What others are saying
What is the status of the national infrastructure in the wake of almost three weeks of punishing rains?
Besides the anecdotal evidence of motorists faced with the cost of replacing front-end parts and tyres on their vehicles, battered by the encounters with potholes, some of enormous dimensions, what can the Government tell us about the overall situation?
Similar questions can be raised about the state of agriculture as one of the most vulnerable areas.
Why is there no word on the reality of the situation?
Where do we stand on vital export crops like coffee, bananas and other foreign-exchange earners?
What of domestic crops?
Some persons will contend that to ask the Government of the day to respond is unfair.
It is argued that they are still finding their feet, having assumed office only a matter of weeks ago, hence patience should be exercised.
There is an old adage ‘Time waits for no man’ and indeed, time is not on our side.
The truth, however harsh, must be faced.
The new administration should not be tempted into believing that when the request is made for information, especially in such crucial circumstances as now prevail, there is ulterior motive on anyone’s part.
The demand must be treated with the urgency the situation calls for.
We fully recognise that it is not an easy time. The rains continue to come unexpectedly and with intensity.
While the official rainfall count for the time under review is not widely known, it is fair to assume that this has been a time of record rainfall.
The evidence is to be seen everywhere.
While the accounting is being determined and while the tally of the damage is being made, it would be quite appropriate, therefore, to let the public know the consequences.
Having said that, it must be a daunting task for the administration – new in the saddle – to have to face a challenge of such proportions.
The road-repair bill is not going to be small. Other areas of the infrastructure will be in the accounting. This is as good a time as any to prepare the nation for the harsh reality.
On the matter of agriculture, we were already in a critical state with food crops affected by Hurricane Dean.
Where do we stand now?

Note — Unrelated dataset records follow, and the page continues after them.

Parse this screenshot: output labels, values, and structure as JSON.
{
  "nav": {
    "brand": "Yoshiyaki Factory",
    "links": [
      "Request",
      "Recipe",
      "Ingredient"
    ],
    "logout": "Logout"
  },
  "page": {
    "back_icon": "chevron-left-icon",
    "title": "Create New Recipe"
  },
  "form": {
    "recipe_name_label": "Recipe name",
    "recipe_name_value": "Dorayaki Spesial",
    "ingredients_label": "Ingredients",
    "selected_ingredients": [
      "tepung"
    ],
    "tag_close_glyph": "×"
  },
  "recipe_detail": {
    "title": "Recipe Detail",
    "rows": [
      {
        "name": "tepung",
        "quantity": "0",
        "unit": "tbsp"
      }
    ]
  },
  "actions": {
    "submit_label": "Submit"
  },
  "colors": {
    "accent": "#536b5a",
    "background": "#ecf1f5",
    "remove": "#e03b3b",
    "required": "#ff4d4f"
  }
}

What linkage is to be made with the rapidly accelerating cost of fresh produce?
It is not to be forgotten that there is an overhang from Hurricane Dean also.
In many areas, farmers had not even begun to catch up before the new wave of bad weather hit them.
The time for the Government to speak to the nation is now.
It doesn’t matter if the news is not the ‘good news’ that an administration, fresh from the campaign trail of promises of better times to come, would want to make, but it cannot be avoided.
There’s no way to soften the blow.
People are more understanding than our leaders often imagine.
They know full well that it is no one’s fault. We have been ambushed by bad weather.
Let’s face it and move forward together.
From the Jamaica Gleaner